** DATASET EXCERPTS follows **
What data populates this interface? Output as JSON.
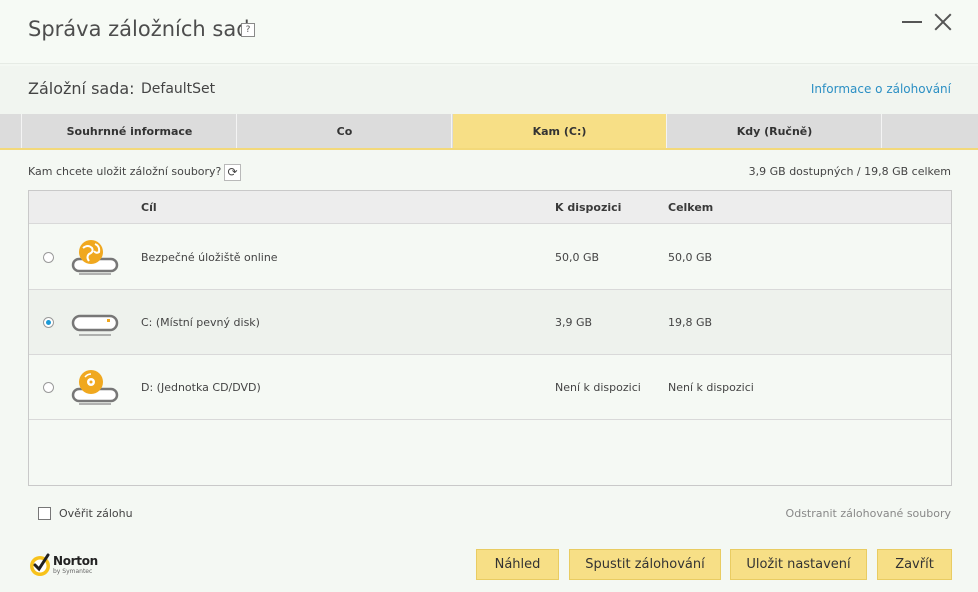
{
  "window": {
    "title": "Správa záložních sad",
    "help": "?"
  },
  "backup_set": {
    "label": "Záložní sada:",
    "value": "DefaultSet",
    "info_link": "Informace o zálohování"
  },
  "tabs": [
    {
      "label": "Souhrnné informace"
    },
    {
      "label": "Co"
    },
    {
      "label": "Kam (C:)"
    },
    {
      "label": "Kdy (Ručně)"
    }
  ],
  "destination": {
    "question": "Kam chcete uložit záložní soubory?",
    "space": "3,9 GB dostupných / 19,8 GB celkem",
    "columns": {
      "target": "Cíl",
      "available": "K dispozici",
      "total": "Celkem"
    },
    "rows": [
      {
        "name": "Bezpečné úložiště online",
        "available": "50,0 GB",
        "total": "50,0 GB",
        "icon": "online-storage-icon"
      },
      {
        "name": "C: (Místní pevný disk)",
        "available": "3,9 GB",
        "total": "19,8 GB",
        "icon": "hard-disk-icon"
      },
      {
        "name": "D: (Jednotka CD/DVD)",
        "available": "Není k dispozici",
        "total": "Není k dispozici",
        "icon": "cd-dvd-drive-icon"
      }
    ]
  },
  "options": {
    "verify_label": "Ověřit zálohu",
    "remove_link": "Odstranit zálohované soubory"
  },
  "brand": {
    "name": "Norton",
    "sub": "by Symantec"
  },
  "buttons": {
    "preview": "Náhled",
    "run": "Spustit zálohování",
    "save": "Uložit nastavení",
    "close": "Zavřít"
  },
  "colors": {
    "accent": "#f7df86",
    "link": "#2b8fc4",
    "radio_selected": "#1c9ad6",
    "icon_orange": "#f0a81f"
  }
}
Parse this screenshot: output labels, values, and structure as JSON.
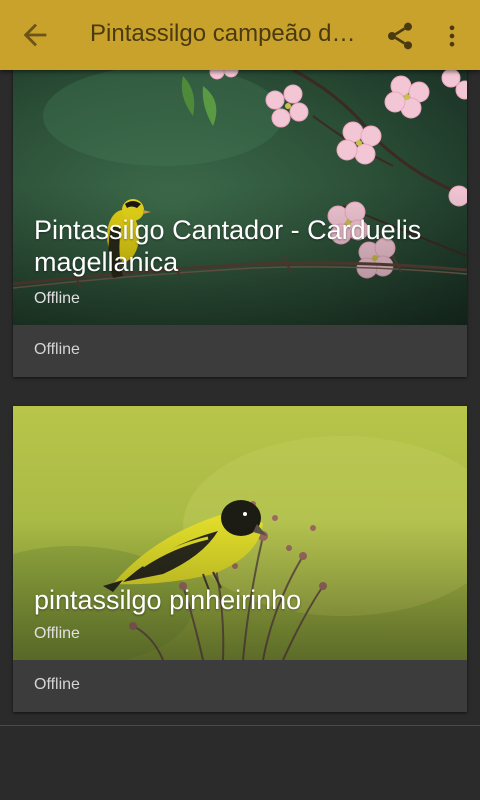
{
  "appbar": {
    "title": "Pintassilgo campeão de canto",
    "back_icon": "arrow-back-icon",
    "share_icon": "share-icon",
    "more_icon": "more-vert-icon",
    "color": "#c9a22c"
  },
  "cards": [
    {
      "title": "Pintassilgo Cantador - Carduelis magellanica",
      "overlay_status": "Offline",
      "footer_status": "Offline",
      "image": "goldfinch-on-barbed-wire-with-dogwood-blossoms"
    },
    {
      "title": "pintassilgo pinheirinho",
      "overlay_status": "Offline",
      "footer_status": "Offline",
      "image": "siskin-on-wildflower-stems"
    }
  ]
}
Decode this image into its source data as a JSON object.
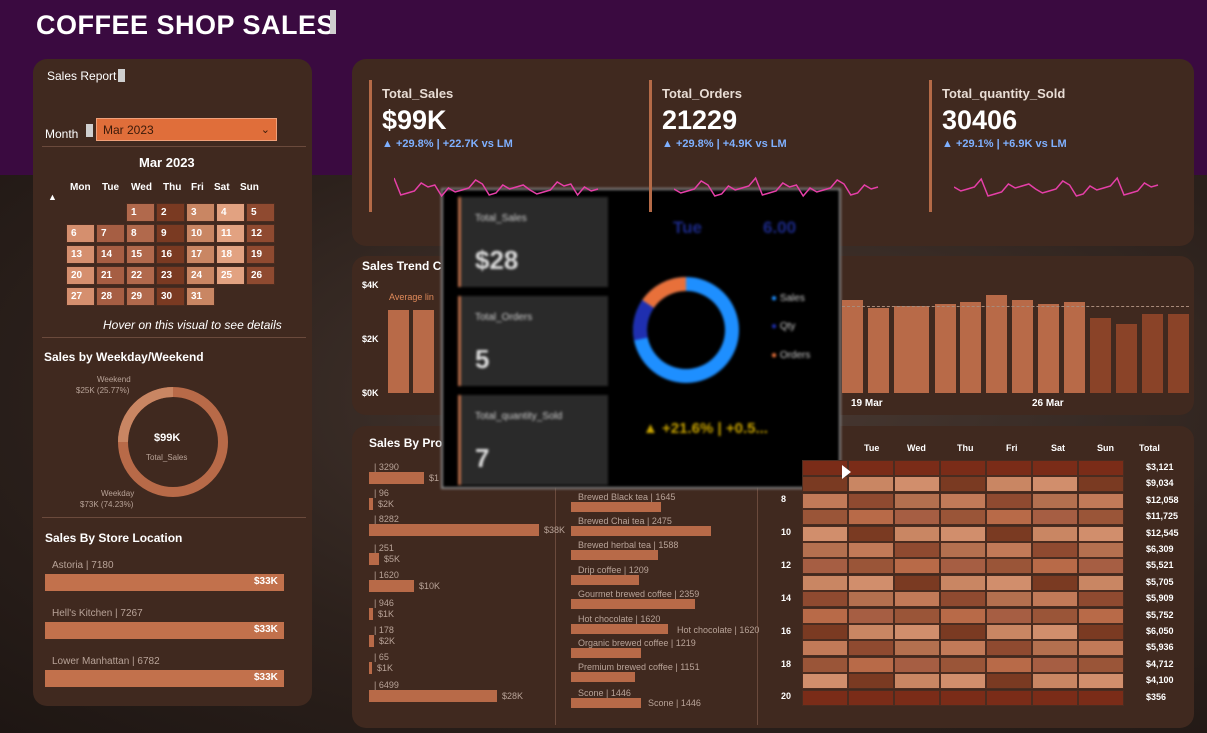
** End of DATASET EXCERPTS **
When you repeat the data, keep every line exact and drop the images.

What data populates this interface? Output as JSON.
{
  "window": {
    "title": "Správa záložních sad",
    "help": "?"
  },
  "backup_set": {
    "label": "Záložní sada:",
    "value": "DefaultSet",
    "info_link": "Informace o zálohování"
  },
  "tabs": [
    {
      "label": "Souhrnné informace"
    },
    {
      "label": "Co"
    },
    {
      "label": "Kam (C:)"
    },
    {
      "label": "Kdy (Ručně)"
    }
  ],
  "destination": {
    "question": "Kam chcete uložit záložní soubory?",
    "space": "3,9 GB dostupných / 19,8 GB celkem",
    "columns": {
      "target": "Cíl",
      "available": "K dispozici",
      "total": "Celkem"
    },
    "rows": [
      {
        "name": "Bezpečné úložiště online",
        "available": "50,0 GB",
        "total": "50,0 GB",
        "icon": "online-storage-icon"
      },
      {
        "name": "C: (Místní pevný disk)",
        "available": "3,9 GB",
        "total": "19,8 GB",
        "icon": "hard-disk-icon"
      },
      {
        "name": "D: (Jednotka CD/DVD)",
        "available": "Není k dispozici",
        "total": "Není k dispozici",
        "icon": "cd-dvd-drive-icon"
      }
    ]
  },
  "options": {
    "verify_label": "Ověřit zálohu",
    "remove_link": "Odstranit zálohované soubory"
  },
  "brand": {
    "name": "Norton",
    "sub": "by Symantec"
  },
  "buttons": {
    "preview": "Náhled",
    "run": "Spustit zálohování",
    "save": "Uložit nastavení",
    "close": "Zavřít"
  },
  "colors": {
    "accent": "#f7df86",
    "link": "#2b8fc4",
    "radio_selected": "#1c9ad6",
    "icon_orange": "#f0a81f"
  }
}
Parse this screenshot: output labels, values, and structure as JSON.
{
  "appbar": {
    "title": "Pintassilgo campeão de canto",
    "back_icon": "arrow-back-icon",
    "share_icon": "share-icon",
    "more_icon": "more-vert-icon",
    "color": "#c9a22c"
  },
  "cards": [
    {
      "title": "Pintassilgo Cantador - Carduelis magellanica",
      "overlay_status": "Offline",
      "footer_status": "Offline",
      "image": "goldfinch-on-barbed-wire-with-dogwood-blossoms"
    },
    {
      "title": "pintassilgo pinheirinho",
      "overlay_status": "Offline",
      "footer_status": "Offline",
      "image": "siskin-on-wildflower-stems"
    }
  ]
}
Decode this image into its source data as a JSON object.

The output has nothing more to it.